Yesterday I went to my second therapy appointment, and this session is where the work started that I asked for. Even now, I am shamed as I consider writing anything that I talked about or experienced. I have potentially 7 friends that that know about this blog and they could judge or pity me. I imagine my friends to have normal happy past and I carry a train wreck inside, buried but smoldering.
Yet, for the strangers out there that search for a sobriety blog, I imagine my past may not be that different or if it is, they have their own pain, so their reactions will be caring, understanding. Strangers are safer, strangers have always been safer. I struggle and crave empathy and perspective about my experiences, but I realize how well trained in silent shame I am. I would ask the question, why don't I trust my friends with my pain, well therapy session #2 topic helped me understand that.
Why am I ashamed for a childhood I had no control of? Because it somehow reflects on me, because I want to protect my family from judgement, because it isn't perfect-and perfection equals praise, love, worthiness. Ugh. So the first thing we started with was the death of my younger sister the day after my 6th birthday. It was an terrible sudden accident and I believe it is the ground zero of my family's silent shame-from here on out we each suffered, coped and survived isolated from each other. Her ghost was there and not addressed, creating a wider and wider gulf between each of us, laying the groundwork for so many other tragic events that scarred my family further into emotional isolation. It is no wonder I don't know how to receive caring empathy or sympathy. My family just carries on with the exterior of being fine, we didn't comfort and share the pain, we silence it, hoping if we don't see it in others it will lessen it within ourselves. I think of Dar William's song "Iowa:"
But way back where I come from we never mean to bother
We don't like to make our passions other peoples concern
And we walk in the world of safe people
And at night we walk into our houses and burn
That's enough for now. I have to go to work. Pack it back in, stuff back down. "Similes everyone!" And the performance of happy and normal and fine begins as I get off the bus to start my Tuesday morning smiling, just fine.
I used to drink with the best of them, but I don't anymore.
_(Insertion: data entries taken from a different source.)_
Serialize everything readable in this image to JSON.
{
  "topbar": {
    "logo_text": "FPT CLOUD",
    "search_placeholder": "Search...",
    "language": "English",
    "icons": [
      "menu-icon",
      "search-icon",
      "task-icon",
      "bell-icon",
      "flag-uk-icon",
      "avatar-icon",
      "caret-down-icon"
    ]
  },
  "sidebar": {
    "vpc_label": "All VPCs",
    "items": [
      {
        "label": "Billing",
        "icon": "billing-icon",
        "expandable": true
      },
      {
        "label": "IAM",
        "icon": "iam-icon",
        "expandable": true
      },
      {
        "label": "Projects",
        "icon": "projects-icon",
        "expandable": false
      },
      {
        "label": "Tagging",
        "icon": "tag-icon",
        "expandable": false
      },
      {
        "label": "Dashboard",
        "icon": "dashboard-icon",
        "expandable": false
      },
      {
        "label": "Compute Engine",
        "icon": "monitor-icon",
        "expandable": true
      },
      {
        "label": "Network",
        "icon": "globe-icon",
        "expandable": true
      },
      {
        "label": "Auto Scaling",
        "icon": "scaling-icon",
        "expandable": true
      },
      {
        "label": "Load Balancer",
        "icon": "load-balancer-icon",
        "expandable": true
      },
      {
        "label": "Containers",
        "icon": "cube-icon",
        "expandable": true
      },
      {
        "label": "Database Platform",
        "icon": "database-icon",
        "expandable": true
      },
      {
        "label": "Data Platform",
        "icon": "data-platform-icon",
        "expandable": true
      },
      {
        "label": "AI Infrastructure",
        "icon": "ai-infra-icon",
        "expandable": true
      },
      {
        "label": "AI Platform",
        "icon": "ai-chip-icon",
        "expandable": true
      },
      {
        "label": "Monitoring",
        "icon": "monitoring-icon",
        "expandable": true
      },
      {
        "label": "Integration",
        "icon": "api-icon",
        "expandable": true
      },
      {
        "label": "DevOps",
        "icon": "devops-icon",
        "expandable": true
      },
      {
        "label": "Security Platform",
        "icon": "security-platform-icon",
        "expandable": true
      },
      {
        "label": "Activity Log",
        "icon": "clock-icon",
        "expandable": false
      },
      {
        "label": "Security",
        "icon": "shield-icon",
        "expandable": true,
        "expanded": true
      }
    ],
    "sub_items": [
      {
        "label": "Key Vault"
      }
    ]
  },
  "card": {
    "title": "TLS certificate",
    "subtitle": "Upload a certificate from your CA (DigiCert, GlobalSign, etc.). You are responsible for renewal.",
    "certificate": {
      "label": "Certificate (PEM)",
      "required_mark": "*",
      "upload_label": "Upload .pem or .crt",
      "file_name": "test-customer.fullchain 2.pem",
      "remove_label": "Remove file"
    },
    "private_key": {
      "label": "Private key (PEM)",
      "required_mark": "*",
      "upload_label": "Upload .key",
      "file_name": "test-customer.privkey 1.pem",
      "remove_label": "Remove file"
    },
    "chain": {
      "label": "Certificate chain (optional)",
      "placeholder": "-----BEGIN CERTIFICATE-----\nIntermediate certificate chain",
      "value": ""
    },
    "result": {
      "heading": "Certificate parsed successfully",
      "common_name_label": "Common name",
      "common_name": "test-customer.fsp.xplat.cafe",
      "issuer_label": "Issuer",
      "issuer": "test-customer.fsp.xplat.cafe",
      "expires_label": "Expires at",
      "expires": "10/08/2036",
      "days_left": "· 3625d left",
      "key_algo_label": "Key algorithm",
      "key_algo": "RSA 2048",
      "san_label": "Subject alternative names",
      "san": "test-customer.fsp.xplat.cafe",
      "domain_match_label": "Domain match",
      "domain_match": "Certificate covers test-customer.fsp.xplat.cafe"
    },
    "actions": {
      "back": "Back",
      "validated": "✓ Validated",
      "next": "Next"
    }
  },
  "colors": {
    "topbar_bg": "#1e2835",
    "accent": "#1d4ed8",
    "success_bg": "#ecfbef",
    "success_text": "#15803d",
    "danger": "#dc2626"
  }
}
I like myself better for it and have a full life because of it.
-Drinking: A Love Story by Caroline Knapp